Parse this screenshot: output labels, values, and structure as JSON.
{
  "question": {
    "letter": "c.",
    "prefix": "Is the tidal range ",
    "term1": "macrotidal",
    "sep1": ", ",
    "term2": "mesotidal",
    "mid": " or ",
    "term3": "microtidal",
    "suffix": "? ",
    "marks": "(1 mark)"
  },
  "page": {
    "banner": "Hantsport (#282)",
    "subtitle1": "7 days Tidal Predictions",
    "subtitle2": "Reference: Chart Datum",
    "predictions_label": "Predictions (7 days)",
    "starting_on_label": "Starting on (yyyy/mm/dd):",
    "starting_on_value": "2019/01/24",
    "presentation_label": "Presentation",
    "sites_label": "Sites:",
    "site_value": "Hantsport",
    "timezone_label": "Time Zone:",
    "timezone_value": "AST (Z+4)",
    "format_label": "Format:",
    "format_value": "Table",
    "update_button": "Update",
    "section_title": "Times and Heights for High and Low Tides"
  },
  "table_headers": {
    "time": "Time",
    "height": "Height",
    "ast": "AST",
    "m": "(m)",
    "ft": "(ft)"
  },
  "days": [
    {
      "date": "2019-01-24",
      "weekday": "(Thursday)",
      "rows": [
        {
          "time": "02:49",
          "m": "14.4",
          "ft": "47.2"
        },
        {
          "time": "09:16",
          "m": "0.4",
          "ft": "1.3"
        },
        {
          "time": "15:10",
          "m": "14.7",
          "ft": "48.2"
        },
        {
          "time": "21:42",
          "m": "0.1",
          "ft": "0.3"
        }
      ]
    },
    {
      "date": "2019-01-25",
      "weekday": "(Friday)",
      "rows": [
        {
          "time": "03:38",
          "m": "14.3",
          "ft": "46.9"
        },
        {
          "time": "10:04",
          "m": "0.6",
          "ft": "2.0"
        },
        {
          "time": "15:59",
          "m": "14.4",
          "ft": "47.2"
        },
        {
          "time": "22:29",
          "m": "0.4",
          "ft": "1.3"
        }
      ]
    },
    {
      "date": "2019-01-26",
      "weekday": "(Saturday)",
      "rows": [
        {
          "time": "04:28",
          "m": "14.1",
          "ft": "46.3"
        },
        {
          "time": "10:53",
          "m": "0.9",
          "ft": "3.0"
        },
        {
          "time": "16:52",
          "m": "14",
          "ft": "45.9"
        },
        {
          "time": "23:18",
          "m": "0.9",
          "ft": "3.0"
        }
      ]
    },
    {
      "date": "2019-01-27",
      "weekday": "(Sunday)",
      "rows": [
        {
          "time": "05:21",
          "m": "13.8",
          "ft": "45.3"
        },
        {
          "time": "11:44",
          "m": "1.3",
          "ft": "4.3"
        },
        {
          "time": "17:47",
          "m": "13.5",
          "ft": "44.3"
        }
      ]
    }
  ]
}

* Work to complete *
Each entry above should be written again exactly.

* Output of the exercise *
Parse this screenshot: output labels, values, and structure as JSON.
{
  "question": {
    "letter": "c.",
    "prefix": "Is the tidal range ",
    "term1": "macrotidal",
    "sep1": ", ",
    "term2": "mesotidal",
    "mid": " or ",
    "term3": "microtidal",
    "suffix": "? ",
    "marks": "(1 mark)"
  },
  "page": {
    "banner": "Hantsport (#282)",
    "subtitle1": "7 days Tidal Predictions",
    "subtitle2": "Reference: Chart Datum",
    "predictions_label": "Predictions (7 days)",
    "starting_on_label": "Starting on (yyyy/mm/dd):",
    "starting_on_value": "2019/01/24",
    "presentation_label": "Presentation",
    "sites_label": "Sites:",
    "site_value": "Hantsport",
    "timezone_label": "Time Zone:",
    "timezone_value": "AST (Z+4)",
    "format_label": "Format:",
    "format_value": "Table",
    "update_button": "Update",
    "section_title": "Times and Heights for High and Low Tides"
  },
  "table_headers": {
    "time": "Time",
    "height": "Height",
    "ast": "AST",
    "m": "(m)",
    "ft": "(ft)"
  },
  "days": [
    {
      "date": "2019-01-24",
      "weekday": "(Thursday)",
      "rows": [
        {
          "time": "02:49",
          "m": "14.4",
          "ft": "47.2"
        },
        {
          "time": "09:16",
          "m": "0.4",
          "ft": "1.3"
        },
        {
          "time": "15:10",
          "m": "14.7",
          "ft": "48.2"
        },
        {
          "time": "21:42",
          "m": "0.1",
          "ft": "0.3"
        }
      ]
    },
    {
      "date": "2019-01-25",
      "weekday": "(Friday)",
      "rows": [
        {
          "time": "03:38",
          "m": "14.3",
          "ft": "46.9"
        },
        {
          "time": "10:04",
          "m": "0.6",
          "ft": "2.0"
        },
        {
          "time": "15:59",
          "m": "14.4",
          "ft": "47.2"
        },
        {
          "time": "22:29",
          "m": "0.4",
          "ft": "1.3"
        }
      ]
    },
    {
      "date": "2019-01-26",
      "weekday": "(Saturday)",
      "rows": [
        {
          "time": "04:28",
          "m": "14.1",
          "ft": "46.3"
        },
        {
          "time": "10:53",
          "m": "0.9",
          "ft": "3.0"
        },
        {
          "time": "16:52",
          "m": "14",
          "ft": "45.9"
        },
        {
          "time": "23:18",
          "m": "0.9",
          "ft": "3.0"
        }
      ]
    },
    {
      "date": "2019-01-27",
      "weekday": "(Sunday)",
      "rows": [
        {
          "time": "05:21",
          "m": "13.8",
          "ft": "45.3"
        },
        {
          "time": "11:44",
          "m": "1.3",
          "ft": "4.3"
        },
        {
          "time": "17:47",
          "m": "13.5",
          "ft": "44.3"
        }
      ]
    }
  ]
}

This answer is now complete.